And so it was that the girl spent her days; happily caring for the snowberry and wild cherry, the hawthorn and blackthorn. But she was not alone in her task, for she was aided by a crow who dwelt in the surrounding regions. As they laboured, the crow sang to her of faraway places to which he had flown, and so it was that the girl's heart grew restless.

And so, with a tear she said, “Crow, I grow weary of my simple world in the fields.
I fear I must stray to the faraway places and drink of the bounty life yields.
I leave you with love and a gardening glove and a fervent hope you will attend to my
much beloved crops; for I shan't be returning, my friend.”

She ate a good meal, then she turned on her heel and set off by the light of the moon
But she hadn't gone far on her way when she heard a bizarre and unsettling tune

And then fell the girl with arms made from marrows
Ambushed and struck by a volley of arrows
Her verdant green limbs now punctured and torn
What once was so fresh now forlorn

And so it was that the girl fell foul of an unknown assailant, and was rendered helpless at his feet. As his terrible boots scraped closer to her, he began to speak. He said:

“I am the Pickler, and I am a stickler for quality goods
I am the Pickler, and I pick the finest fruits deep in the woods
I'm famed throughout Lucen for gherkins and onions and eggs
But I'm darned if your arms won't be filling my vinegar kegs.”

Closer and closer, the greedy green grocer advanced with a gnash of his teeth
As he sharpened his knife she believed that her life
Would conclude there on that blackened heath

But then for the girl with the arms made from marrows
Salvation it seemed where the riverbed narrows
The pickler sent packing with punches aplenty
To whence he had sprung, he returned

He shrieked as he fled and the sound shook the head of the girl, so bewildered and weak
And standing above with a brace of red boxing gloves
Stood the newcomer, who started to speak. She said,

“I am Antilopine, Wandering wallaroo.
Hither to thither I drift
For comfort, I'll vouch for my large inbuilt pouch.
It's warm and it's dry … do you need a lift?”

She said, “please deliver me down at the river”; she thought if she followed it down
It would wash her away to the place the crows say has the golden allure of the town.
They soon reached the banks and with words of fond thanks she disembarked onto the moss
And fashioned a raft four foot two fore to aft and two foot four inches across
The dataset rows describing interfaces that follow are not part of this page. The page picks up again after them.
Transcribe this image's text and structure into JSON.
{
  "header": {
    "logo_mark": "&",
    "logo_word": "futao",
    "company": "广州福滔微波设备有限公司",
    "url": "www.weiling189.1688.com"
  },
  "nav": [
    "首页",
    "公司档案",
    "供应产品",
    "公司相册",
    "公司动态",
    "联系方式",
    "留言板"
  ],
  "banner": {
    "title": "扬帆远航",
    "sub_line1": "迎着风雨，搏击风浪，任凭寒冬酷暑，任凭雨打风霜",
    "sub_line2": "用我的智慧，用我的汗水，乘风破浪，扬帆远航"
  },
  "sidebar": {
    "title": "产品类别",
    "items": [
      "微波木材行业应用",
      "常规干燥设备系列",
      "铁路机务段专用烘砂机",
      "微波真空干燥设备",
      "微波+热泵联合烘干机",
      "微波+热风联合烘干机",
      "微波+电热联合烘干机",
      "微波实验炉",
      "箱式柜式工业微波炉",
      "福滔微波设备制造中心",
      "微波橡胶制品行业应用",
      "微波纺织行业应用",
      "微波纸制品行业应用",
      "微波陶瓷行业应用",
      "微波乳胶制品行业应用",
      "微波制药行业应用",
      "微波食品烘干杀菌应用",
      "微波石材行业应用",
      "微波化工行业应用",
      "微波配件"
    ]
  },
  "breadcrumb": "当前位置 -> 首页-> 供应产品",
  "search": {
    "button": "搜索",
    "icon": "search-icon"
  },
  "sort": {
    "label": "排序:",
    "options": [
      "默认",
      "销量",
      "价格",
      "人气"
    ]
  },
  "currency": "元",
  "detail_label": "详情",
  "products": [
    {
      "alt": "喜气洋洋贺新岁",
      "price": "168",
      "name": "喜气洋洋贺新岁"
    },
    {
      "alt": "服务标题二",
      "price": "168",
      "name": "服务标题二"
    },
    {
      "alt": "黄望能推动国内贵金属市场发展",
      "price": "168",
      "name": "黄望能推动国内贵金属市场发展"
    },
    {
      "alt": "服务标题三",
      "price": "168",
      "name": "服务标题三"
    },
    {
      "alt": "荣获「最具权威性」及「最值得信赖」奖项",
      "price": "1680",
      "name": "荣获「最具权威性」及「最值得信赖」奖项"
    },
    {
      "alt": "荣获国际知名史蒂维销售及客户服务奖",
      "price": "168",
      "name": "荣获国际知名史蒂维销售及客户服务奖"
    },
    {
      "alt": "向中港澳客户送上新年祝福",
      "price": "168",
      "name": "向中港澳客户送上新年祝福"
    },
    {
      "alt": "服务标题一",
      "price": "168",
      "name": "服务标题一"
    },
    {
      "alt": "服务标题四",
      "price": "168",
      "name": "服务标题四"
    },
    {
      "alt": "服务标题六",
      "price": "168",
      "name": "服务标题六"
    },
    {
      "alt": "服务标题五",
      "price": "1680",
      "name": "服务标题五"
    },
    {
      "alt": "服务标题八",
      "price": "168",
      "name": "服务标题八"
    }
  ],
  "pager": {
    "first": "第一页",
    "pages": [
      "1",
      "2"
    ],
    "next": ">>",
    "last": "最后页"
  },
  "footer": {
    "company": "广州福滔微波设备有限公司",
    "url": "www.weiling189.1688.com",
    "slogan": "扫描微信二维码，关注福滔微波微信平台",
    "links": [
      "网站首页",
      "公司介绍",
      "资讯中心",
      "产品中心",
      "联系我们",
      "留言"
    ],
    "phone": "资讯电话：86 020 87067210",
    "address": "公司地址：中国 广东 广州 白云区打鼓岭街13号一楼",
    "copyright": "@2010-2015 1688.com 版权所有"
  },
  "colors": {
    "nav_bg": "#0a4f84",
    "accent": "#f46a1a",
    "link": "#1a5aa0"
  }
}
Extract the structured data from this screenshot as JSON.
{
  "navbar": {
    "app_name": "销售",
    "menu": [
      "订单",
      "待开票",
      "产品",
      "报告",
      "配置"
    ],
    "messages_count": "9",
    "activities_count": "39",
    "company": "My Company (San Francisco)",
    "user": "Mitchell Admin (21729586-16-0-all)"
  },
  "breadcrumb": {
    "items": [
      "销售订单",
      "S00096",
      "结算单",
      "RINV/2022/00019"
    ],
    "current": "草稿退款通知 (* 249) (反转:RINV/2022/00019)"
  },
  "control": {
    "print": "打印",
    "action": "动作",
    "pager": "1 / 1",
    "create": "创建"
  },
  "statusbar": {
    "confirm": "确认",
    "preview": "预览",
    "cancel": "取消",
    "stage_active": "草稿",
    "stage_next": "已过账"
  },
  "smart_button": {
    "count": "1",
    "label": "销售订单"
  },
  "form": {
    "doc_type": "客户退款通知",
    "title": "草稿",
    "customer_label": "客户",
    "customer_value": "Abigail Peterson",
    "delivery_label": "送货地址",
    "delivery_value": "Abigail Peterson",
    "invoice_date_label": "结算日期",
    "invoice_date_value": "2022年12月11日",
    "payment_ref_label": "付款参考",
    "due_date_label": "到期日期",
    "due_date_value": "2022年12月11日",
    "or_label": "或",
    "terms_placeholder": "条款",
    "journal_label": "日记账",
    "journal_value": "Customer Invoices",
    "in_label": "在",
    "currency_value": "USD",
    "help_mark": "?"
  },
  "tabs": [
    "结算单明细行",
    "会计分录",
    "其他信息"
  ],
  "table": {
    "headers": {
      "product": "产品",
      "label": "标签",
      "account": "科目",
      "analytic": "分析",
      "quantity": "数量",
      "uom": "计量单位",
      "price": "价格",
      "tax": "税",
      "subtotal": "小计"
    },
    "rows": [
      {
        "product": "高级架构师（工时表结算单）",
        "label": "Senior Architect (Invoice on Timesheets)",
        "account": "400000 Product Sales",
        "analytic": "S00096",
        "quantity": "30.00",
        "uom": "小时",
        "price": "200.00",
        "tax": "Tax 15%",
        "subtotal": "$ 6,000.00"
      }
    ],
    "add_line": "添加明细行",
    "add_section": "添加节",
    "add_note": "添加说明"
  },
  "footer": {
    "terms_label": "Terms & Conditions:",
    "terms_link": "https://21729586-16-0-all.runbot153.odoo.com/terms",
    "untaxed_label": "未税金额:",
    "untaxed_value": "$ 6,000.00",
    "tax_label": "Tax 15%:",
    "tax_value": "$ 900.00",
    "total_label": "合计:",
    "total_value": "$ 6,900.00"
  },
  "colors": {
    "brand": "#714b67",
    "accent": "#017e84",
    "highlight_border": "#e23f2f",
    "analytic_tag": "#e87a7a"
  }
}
“Goodbye!” Cried the girl with arms made from marrows
as she kicked herself free of the weeds in the shallows
Surrendered her will as the ebb and the flow
Took her where they would go

And so it was that the girl's tiny vessel ambled downstream, peacefully navigating the broad river. She fell into a restful haze, and as the sun's morning rays kissed the water beneath her, the girl with the arms made from marrows had arrived.

She awoke to aromas of smoke and trachomas, a burning boat marking the dock
At the mouth of the quaggy, her craft sad and saggy sdspersed 'neath the old tower clock
The great town of Levesham, so stalwart and proud. Home of the old Lady's Spring
Embattled by troglodytes waving their rags of primary colours and string
Alone and quite destitute, thought she astutely that she should aspire for far more
She located the smith in the field on the hill and begged
“Excuse me kind sir, can you lend me a saw?”

There once was a girl with arms made from marrows
Sawn up and sold in the marketplace barrows
Of Old Levesham.